“In this land of ancient civilization and rich culture governed by fundamental principle that no society can prosper without respect for women expressed by sanskrit shalok
‘Yatra naryastu pujyante ramante tatra Devata’
women are now victims of heinous crimes and subjected to domestic violence, cruelty/maltreatment and sexual harassment and due to these evils, need effective protection of law administered by all agencies of State with an iron hand.”
– Justice Arun Kumar Tyagi
On 11th of August 2020, Hon’ble Justice Tyagi while dismissing the case filed against two accused of stalking, criminal intimidation and outraging the modesty of women by circulating, publishing and transmitting obscene material under Sections 354-D, 503, 509, 384 and 511 of the Indian Penal Code, 1860 (for short ‘the IPC’) and Sections 66D, 67 and 67A of the Information Technology Act, 2000 commented that, the complainant/victim of such crime has the remedy to apply to the Judicial Magistrate for monitoring and expeditious completion of investigation, in case there is an unreasonable delay on the part of the Police/Investigating Officer.
The order[i] also stated that the complainant/victim of a crime may also file complaint under section 166A (b) of the IPC against the Investigating Officer for knowingly disobeying, any direction of the law regulating the manner in which he shall conduct such investigation. He also mentioned that, in view of explanation to Section 197 (1) of the Cr.P.C. no sanction is required in case of a public servant accused of any offence alleged to have been committed under Section 166 A of the IPC. The complainant/victim of a crime may alternatively file petition in the High Court for transfer of investigation to an independent agency such as CBI etc..
While mentioning the remedies, the Single Judge Bench also pointed out that there is no specific provision in the Code of Criminal Procedure, 1973 (for short ‘the Cr.P.C’), mandatorily specifying the time limits for completion of investigation yet Section 173 (1) of the Cr.P.C. mandates that every investigation under Chapter 12- INFORMATION TO THE POLICE AND THEIR POWERS TO INVESTIGATE shall be completed without unnecessary delay.
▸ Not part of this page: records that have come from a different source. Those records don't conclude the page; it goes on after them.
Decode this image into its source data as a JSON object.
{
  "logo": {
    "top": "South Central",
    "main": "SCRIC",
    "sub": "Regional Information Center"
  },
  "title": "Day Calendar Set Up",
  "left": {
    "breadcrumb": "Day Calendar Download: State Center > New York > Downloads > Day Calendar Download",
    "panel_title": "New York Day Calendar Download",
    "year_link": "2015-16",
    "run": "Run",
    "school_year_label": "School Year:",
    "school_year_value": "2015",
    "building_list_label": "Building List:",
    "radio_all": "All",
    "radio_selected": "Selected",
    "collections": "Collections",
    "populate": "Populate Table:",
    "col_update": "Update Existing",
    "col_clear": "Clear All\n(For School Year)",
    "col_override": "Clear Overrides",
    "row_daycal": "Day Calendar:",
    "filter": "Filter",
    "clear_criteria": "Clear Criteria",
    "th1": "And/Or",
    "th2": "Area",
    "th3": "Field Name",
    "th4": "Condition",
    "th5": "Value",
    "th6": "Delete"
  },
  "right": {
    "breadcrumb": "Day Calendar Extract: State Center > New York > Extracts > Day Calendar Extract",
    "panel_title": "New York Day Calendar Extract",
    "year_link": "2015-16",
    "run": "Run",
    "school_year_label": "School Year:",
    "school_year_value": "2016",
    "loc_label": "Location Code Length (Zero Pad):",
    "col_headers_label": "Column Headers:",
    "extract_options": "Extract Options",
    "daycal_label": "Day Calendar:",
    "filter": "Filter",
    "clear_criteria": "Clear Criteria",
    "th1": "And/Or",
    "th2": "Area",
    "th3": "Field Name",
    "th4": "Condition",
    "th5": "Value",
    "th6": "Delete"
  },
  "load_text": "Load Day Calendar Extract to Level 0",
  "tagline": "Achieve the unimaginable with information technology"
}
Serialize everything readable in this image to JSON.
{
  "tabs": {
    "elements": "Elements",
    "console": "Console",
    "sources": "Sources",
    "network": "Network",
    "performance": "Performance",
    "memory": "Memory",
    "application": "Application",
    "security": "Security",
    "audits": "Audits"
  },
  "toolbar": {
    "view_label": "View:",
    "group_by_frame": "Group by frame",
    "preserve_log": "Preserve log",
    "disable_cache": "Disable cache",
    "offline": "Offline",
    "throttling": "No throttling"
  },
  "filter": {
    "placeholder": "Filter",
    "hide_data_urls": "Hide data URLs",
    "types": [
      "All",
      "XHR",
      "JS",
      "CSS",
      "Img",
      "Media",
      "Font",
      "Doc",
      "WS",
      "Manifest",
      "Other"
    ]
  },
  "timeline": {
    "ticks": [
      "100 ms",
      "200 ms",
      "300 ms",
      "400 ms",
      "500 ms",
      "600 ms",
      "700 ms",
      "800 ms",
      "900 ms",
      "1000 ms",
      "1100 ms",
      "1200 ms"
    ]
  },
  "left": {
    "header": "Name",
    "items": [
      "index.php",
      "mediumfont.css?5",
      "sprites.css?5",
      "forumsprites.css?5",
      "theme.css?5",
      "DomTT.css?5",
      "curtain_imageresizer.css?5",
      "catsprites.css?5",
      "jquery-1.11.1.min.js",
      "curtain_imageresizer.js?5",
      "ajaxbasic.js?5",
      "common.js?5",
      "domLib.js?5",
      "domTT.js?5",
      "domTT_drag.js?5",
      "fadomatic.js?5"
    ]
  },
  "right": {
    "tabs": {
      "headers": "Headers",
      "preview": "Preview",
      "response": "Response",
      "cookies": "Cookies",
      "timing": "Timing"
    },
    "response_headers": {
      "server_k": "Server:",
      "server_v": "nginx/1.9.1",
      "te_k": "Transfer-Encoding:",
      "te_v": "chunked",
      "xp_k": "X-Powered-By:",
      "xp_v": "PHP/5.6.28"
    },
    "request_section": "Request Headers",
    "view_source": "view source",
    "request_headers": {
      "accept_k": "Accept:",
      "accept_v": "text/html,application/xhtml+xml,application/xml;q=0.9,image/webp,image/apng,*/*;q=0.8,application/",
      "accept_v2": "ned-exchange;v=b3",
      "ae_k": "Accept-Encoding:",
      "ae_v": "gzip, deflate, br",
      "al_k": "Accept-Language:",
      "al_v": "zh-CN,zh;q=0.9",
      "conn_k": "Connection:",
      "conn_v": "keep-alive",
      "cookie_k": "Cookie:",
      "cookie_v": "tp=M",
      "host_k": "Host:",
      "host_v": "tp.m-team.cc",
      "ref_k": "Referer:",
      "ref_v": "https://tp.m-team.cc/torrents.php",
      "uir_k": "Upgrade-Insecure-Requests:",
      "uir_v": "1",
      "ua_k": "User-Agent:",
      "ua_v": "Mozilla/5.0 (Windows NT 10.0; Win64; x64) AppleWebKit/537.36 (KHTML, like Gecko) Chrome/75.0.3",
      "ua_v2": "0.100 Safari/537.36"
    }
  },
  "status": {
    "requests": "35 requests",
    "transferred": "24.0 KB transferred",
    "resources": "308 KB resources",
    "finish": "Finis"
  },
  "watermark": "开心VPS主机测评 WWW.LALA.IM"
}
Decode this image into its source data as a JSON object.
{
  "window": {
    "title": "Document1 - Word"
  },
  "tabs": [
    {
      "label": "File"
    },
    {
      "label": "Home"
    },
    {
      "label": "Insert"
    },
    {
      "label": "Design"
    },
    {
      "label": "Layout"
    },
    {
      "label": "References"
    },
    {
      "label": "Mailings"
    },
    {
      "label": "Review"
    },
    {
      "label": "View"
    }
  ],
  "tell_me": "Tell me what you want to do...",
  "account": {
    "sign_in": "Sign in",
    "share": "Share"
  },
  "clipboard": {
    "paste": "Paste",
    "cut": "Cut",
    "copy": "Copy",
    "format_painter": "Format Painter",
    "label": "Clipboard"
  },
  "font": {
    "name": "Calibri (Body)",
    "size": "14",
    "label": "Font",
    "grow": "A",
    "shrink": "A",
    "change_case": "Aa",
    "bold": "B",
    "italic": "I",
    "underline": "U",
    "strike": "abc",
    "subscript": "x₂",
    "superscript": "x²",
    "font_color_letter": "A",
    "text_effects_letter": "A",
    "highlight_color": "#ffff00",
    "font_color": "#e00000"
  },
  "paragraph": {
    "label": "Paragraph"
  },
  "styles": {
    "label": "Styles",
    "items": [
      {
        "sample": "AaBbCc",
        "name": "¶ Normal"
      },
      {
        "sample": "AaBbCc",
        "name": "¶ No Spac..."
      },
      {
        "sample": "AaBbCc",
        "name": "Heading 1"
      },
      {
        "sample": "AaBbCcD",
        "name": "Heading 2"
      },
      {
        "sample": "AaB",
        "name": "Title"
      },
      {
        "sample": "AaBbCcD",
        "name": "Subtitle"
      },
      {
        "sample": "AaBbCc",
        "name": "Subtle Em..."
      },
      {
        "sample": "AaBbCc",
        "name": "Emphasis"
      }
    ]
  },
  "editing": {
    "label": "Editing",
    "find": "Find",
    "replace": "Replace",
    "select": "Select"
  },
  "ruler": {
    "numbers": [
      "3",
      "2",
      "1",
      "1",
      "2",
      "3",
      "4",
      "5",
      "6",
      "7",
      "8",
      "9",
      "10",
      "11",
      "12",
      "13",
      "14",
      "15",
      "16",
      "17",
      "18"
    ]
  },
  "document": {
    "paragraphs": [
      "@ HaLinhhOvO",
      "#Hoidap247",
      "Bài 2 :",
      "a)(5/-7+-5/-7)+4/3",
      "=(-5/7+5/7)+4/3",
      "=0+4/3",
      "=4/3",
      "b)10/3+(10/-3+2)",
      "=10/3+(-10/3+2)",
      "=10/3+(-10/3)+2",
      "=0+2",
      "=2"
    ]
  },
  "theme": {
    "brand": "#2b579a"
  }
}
While elucidating the need for judicial interference in the investigation procedure in this case, the Bench pointed out these notable aspects:
“The written complaints disclosed commission of cognizable offences but the Police, instead of registering the FIR proceeded to conduct preliminary inquiries regarding the allegations made in the said complaints. As per law laid down by Hon’ble Supreme Court in Lalita Kumari Vs. Government of U.P. (2014) 2 SCC 1 such preliminary inquiry could be made only to ascertain whether the complaint disclosed commission of cognizable offences and was required to be completed within forty five days. The preliminary inquiry was conducted by making an ‘investigation’ in ‘mini trial’ mode by joining the complainant, accused and witnesses.
The police is expected to take prompt action for registration of FIR and investigation of the case where complaint discloses commission of cognizable offence but in the present case there was unreasonable delay in registration of FIR as well as investigation of the case which warrants interference by this Court in exercise of its inherent jurisdiction.”
Citing the famous case of Shashi Thomas Vs. State and Others : (2007) 1 RCR Criminal 695 wherein proper and fair investigation on the part of the Investigating Officer was held to be the backbone of rule of law, Hon’ble Justice Tyagi indicated that investigation has to be fair, prompt, transparent and judicious to both the victim as well as the accused and ineffective, unfair, obscure, inexpedient and delayed investigation negates and would be the antithesis of the rule of law affirmed by Article 21 of the Constitution of India.